William Ford: "Fisherman"




                        Hansville, Washington


He sets up his table by the roadside

and sells them off, salmon

caught that morning—

on a good day two or three kings,

more than anyone should have

if we go by the regulations.


Because he never talks to us

we talk of him, over pie and coffee,

as though he’d been the smart one

to quit the office if and when he did

or had had it with his wife and kids

or was an alien with bad papers.


By the end of October the Sound

has the skin of many dead things

and the great winds pick up

carving new beach out of stone.

His boat is the last one beached,

its bottom black with sea life.


All winter long he works on it,

the engine and drive train first,

then every screw and joint

as though he’d try, next season,
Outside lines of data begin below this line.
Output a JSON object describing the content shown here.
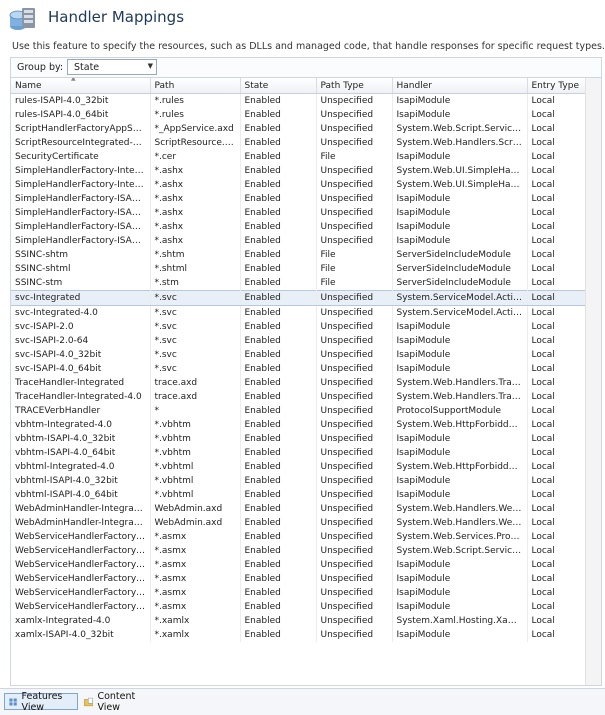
{
  "header": {
    "title": "Handler Mappings",
    "icon": "handler-mappings-icon"
  },
  "description": "Use this feature to specify the resources, such as DLLs and managed code, that handle responses for specific request types.",
  "groupby": {
    "label": "Group by:",
    "value": "State"
  },
  "table": {
    "columns": [
      "Name",
      "Path",
      "State",
      "Path Type",
      "Handler",
      "Entry Type"
    ],
    "selected_row": 14,
    "rows": [
      [
        "rules-ISAPI-4.0_32bit",
        "*.rules",
        "Enabled",
        "Unspecified",
        "IsapiModule",
        "Local"
      ],
      [
        "rules-ISAPI-4.0_64bit",
        "*.rules",
        "Enabled",
        "Unspecified",
        "IsapiModule",
        "Local"
      ],
      [
        "ScriptHandlerFactoryAppServi...",
        "*_AppService.axd",
        "Enabled",
        "Unspecified",
        "System.Web.Script.Services.S...",
        "Local"
      ],
      [
        "ScriptResourceIntegrated-4.0",
        "ScriptResource.axd",
        "Enabled",
        "Unspecified",
        "System.Web.Handlers.ScriptR...",
        "Local"
      ],
      [
        "SecurityCertificate",
        "*.cer",
        "Enabled",
        "File",
        "IsapiModule",
        "Local"
      ],
      [
        "SimpleHandlerFactory-Integra...",
        "*.ashx",
        "Enabled",
        "Unspecified",
        "System.Web.UI.SimpleHandle...",
        "Local"
      ],
      [
        "SimpleHandlerFactory-Integra...",
        "*.ashx",
        "Enabled",
        "Unspecified",
        "System.Web.UI.SimpleHandle...",
        "Local"
      ],
      [
        "SimpleHandlerFactory-ISAPI-2.0",
        "*.ashx",
        "Enabled",
        "Unspecified",
        "IsapiModule",
        "Local"
      ],
      [
        "SimpleHandlerFactory-ISAPI-2...",
        "*.ashx",
        "Enabled",
        "Unspecified",
        "IsapiModule",
        "Local"
      ],
      [
        "SimpleHandlerFactory-ISAPI-4...",
        "*.ashx",
        "Enabled",
        "Unspecified",
        "IsapiModule",
        "Local"
      ],
      [
        "SimpleHandlerFactory-ISAPI-4...",
        "*.ashx",
        "Enabled",
        "Unspecified",
        "IsapiModule",
        "Local"
      ],
      [
        "SSINC-shtm",
        "*.shtm",
        "Enabled",
        "File",
        "ServerSideIncludeModule",
        "Local"
      ],
      [
        "SSINC-shtml",
        "*.shtml",
        "Enabled",
        "File",
        "ServerSideIncludeModule",
        "Local"
      ],
      [
        "SSINC-stm",
        "*.stm",
        "Enabled",
        "File",
        "ServerSideIncludeModule",
        "Local"
      ],
      [
        "svc-Integrated",
        "*.svc",
        "Enabled",
        "Unspecified",
        "System.ServiceModel.Activati...",
        "Local"
      ],
      [
        "svc-Integrated-4.0",
        "*.svc",
        "Enabled",
        "Unspecified",
        "System.ServiceModel.Activati...",
        "Local"
      ],
      [
        "svc-ISAPI-2.0",
        "*.svc",
        "Enabled",
        "Unspecified",
        "IsapiModule",
        "Local"
      ],
      [
        "svc-ISAPI-2.0-64",
        "*.svc",
        "Enabled",
        "Unspecified",
        "IsapiModule",
        "Local"
      ],
      [
        "svc-ISAPI-4.0_32bit",
        "*.svc",
        "Enabled",
        "Unspecified",
        "IsapiModule",
        "Local"
      ],
      [
        "svc-ISAPI-4.0_64bit",
        "*.svc",
        "Enabled",
        "Unspecified",
        "IsapiModule",
        "Local"
      ],
      [
        "TraceHandler-Integrated",
        "trace.axd",
        "Enabled",
        "Unspecified",
        "System.Web.Handlers.TraceH...",
        "Local"
      ],
      [
        "TraceHandler-Integrated-4.0",
        "trace.axd",
        "Enabled",
        "Unspecified",
        "System.Web.Handlers.TraceH...",
        "Local"
      ],
      [
        "TRACEVerbHandler",
        "*",
        "Enabled",
        "Unspecified",
        "ProtocolSupportModule",
        "Local"
      ],
      [
        "vbhtm-Integrated-4.0",
        "*.vbhtm",
        "Enabled",
        "Unspecified",
        "System.Web.HttpForbiddenH...",
        "Local"
      ],
      [
        "vbhtm-ISAPI-4.0_32bit",
        "*.vbhtm",
        "Enabled",
        "Unspecified",
        "IsapiModule",
        "Local"
      ],
      [
        "vbhtm-ISAPI-4.0_64bit",
        "*.vbhtm",
        "Enabled",
        "Unspecified",
        "IsapiModule",
        "Local"
      ],
      [
        "vbhtml-Integrated-4.0",
        "*.vbhtml",
        "Enabled",
        "Unspecified",
        "System.Web.HttpForbiddenH...",
        "Local"
      ],
      [
        "vbhtml-ISAPI-4.0_32bit",
        "*.vbhtml",
        "Enabled",
        "Unspecified",
        "IsapiModule",
        "Local"
      ],
      [
        "vbhtml-ISAPI-4.0_64bit",
        "*.vbhtml",
        "Enabled",
        "Unspecified",
        "IsapiModule",
        "Local"
      ],
      [
        "WebAdminHandler-Integrated",
        "WebAdmin.axd",
        "Enabled",
        "Unspecified",
        "System.Web.Handlers.WebAd...",
        "Local"
      ],
      [
        "WebAdminHandler-Integrated...",
        "WebAdmin.axd",
        "Enabled",
        "Unspecified",
        "System.Web.Handlers.WebAd...",
        "Local"
      ],
      [
        "WebServiceHandlerFactory-Int...",
        "*.asmx",
        "Enabled",
        "Unspecified",
        "System.Web.Services.Protoco...",
        "Local"
      ],
      [
        "WebServiceHandlerFactory-Int...",
        "*.asmx",
        "Enabled",
        "Unspecified",
        "System.Web.Script.Services.S...",
        "Local"
      ],
      [
        "WebServiceHandlerFactory-IS...",
        "*.asmx",
        "Enabled",
        "Unspecified",
        "IsapiModule",
        "Local"
      ],
      [
        "WebServiceHandlerFactory-IS...",
        "*.asmx",
        "Enabled",
        "Unspecified",
        "IsapiModule",
        "Local"
      ],
      [
        "WebServiceHandlerFactory-IS...",
        "*.asmx",
        "Enabled",
        "Unspecified",
        "IsapiModule",
        "Local"
      ],
      [
        "WebServiceHandlerFactory-IS...",
        "*.asmx",
        "Enabled",
        "Unspecified",
        "IsapiModule",
        "Local"
      ],
      [
        "xamlx-Integrated-4.0",
        "*.xamlx",
        "Enabled",
        "Unspecified",
        "System.Xaml.Hosting.XamlHt...",
        "Local"
      ],
      [
        "xamlx-ISAPI-4.0_32bit",
        "*.xamlx",
        "Enabled",
        "Unspecified",
        "IsapiModule",
        "Local"
      ]
    ]
  },
  "footer": {
    "features_view": "Features View",
    "content_view": "Content View"
  }
}
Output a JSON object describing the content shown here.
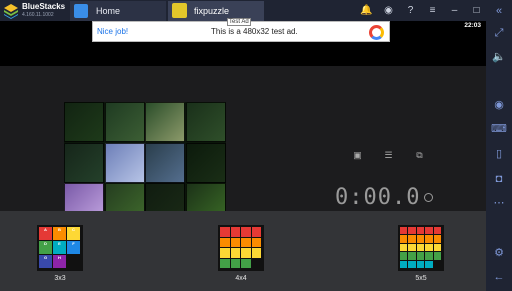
{
  "titlebar": {
    "brand_name": "BlueStacks",
    "brand_version": "4.160.11.1002",
    "tabs": [
      {
        "label": "Home",
        "icon": "home-icon"
      },
      {
        "label": "fixpuzzle",
        "icon": "puzzle-app-icon"
      }
    ],
    "icons": [
      "bell-icon",
      "account-icon",
      "help-icon",
      "menu-icon",
      "minimize-icon",
      "maximize-icon",
      "close-icon"
    ]
  },
  "status_bar": {
    "time": "22:03"
  },
  "ad": {
    "badge": "Test Ad",
    "nice": "Nice job!",
    "text": "This is a 480x32 test ad."
  },
  "game": {
    "timer": "0:00.0",
    "controls": [
      "picture-preview-icon",
      "list-icon",
      "gallery-icon"
    ],
    "sizes": [
      {
        "label": "3x3",
        "letters": [
          "A",
          "B",
          "C",
          "D",
          "E",
          "F",
          "G",
          "H"
        ],
        "colors": [
          "#e53935",
          "#fb8c00",
          "#fdd835",
          "#43a047",
          "#00acc1",
          "#1e88e5",
          "#3949ab",
          "#8e24aa",
          "#111111"
        ]
      },
      {
        "label": "4x4"
      },
      {
        "label": "5x5"
      }
    ]
  },
  "sidebar": {
    "icons": [
      "collapse-icon",
      "fullscreen-icon",
      "volume-icon",
      "eye-icon",
      "keyboard-icon",
      "phone-rotate-icon",
      "camera-icon",
      "more-icon",
      "settings-icon",
      "back-icon"
    ]
  }
}
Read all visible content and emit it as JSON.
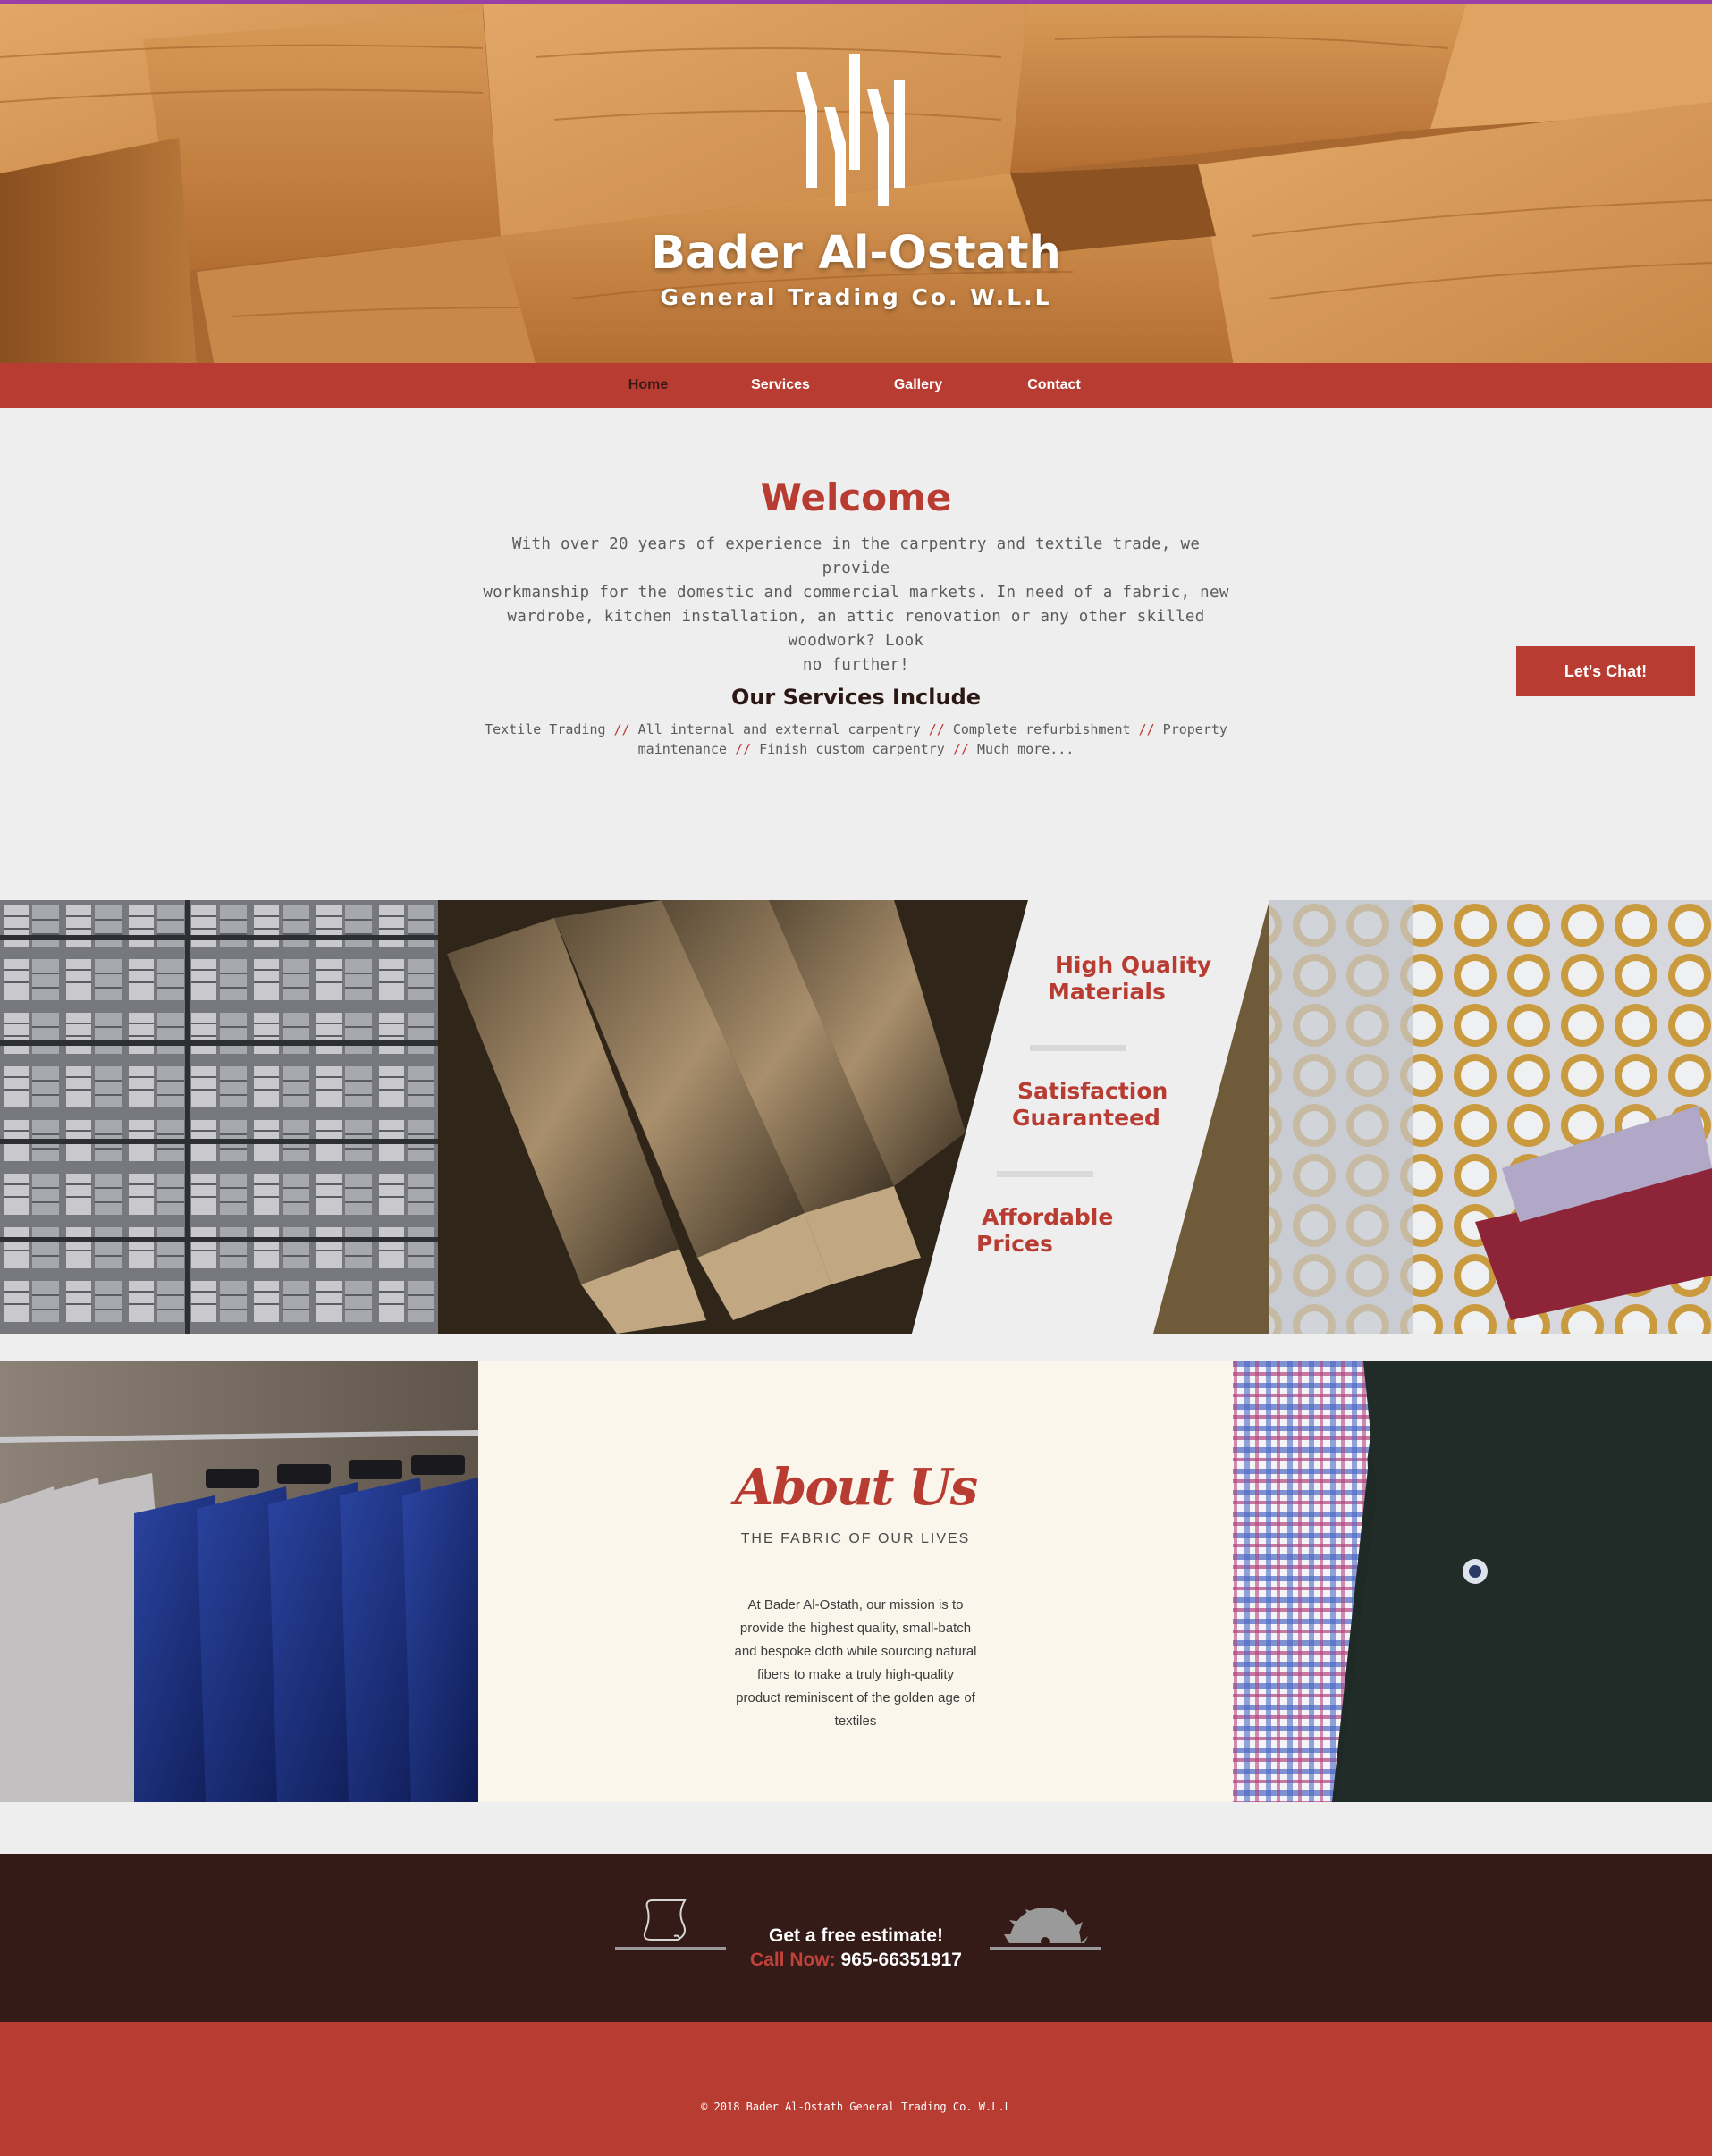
{
  "brand": {
    "name": "Bader Al-Ostath",
    "subtitle": "General Trading Co. W.L.L"
  },
  "nav": {
    "items": [
      {
        "label": "Home",
        "active": true
      },
      {
        "label": "Services",
        "active": false
      },
      {
        "label": "Gallery",
        "active": false
      },
      {
        "label": "Contact",
        "active": false
      }
    ]
  },
  "welcome": {
    "title": "Welcome",
    "lines": [
      "With over 20 years of experience in the carpentry and textile trade, we provide",
      "workmanship for the domestic and commercial markets. In need of a fabric, new",
      "wardrobe, kitchen installation, an attic renovation or any other skilled woodwork? Look",
      "no further!"
    ]
  },
  "services": {
    "title": "Our Services Include",
    "items": [
      "Textile Trading",
      "All internal and external carpentry",
      "Complete refurbishment",
      "Property maintenance",
      "Finish custom carpentry",
      "Much more..."
    ],
    "separator": "//"
  },
  "chat": {
    "label": "Let's Chat!"
  },
  "features": [
    {
      "line1": "High Quality",
      "line2": "Materials"
    },
    {
      "line1": "Satisfaction",
      "line2": "Guaranteed"
    },
    {
      "line1": "Affordable",
      "line2": "Prices"
    }
  ],
  "about": {
    "title": "About Us",
    "subtitle": "THE FABRIC OF OUR LIVES",
    "lines": [
      "At Bader Al-Ostath, our mission is to",
      "provide the highest quality, small-batch",
      "and bespoke cloth while sourcing natural",
      "fibers  to make a truly high-quality",
      "product reminiscent of the golden age of",
      "textiles"
    ]
  },
  "estimate": {
    "title": "Get a free estimate!",
    "call_label": "Call Now:",
    "phone": "965-66351917"
  },
  "footer": {
    "copyright": "© 2018 Bader Al-Ostath General Trading Co. W.L.L"
  },
  "colors": {
    "accent": "#b83c31",
    "dark": "#341b17",
    "about_bg": "#faf6ec",
    "page_bg": "#eeeeee"
  },
  "icons": [
    "logo-mark-icon",
    "scroll-icon",
    "saw-blade-icon"
  ]
}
the high cold swells of the Bering,

where they fish all night in the sun.



William Ford's work has appeared recently in Brilliant Corners, Southern Humanities Review, and Verse Wisconsin.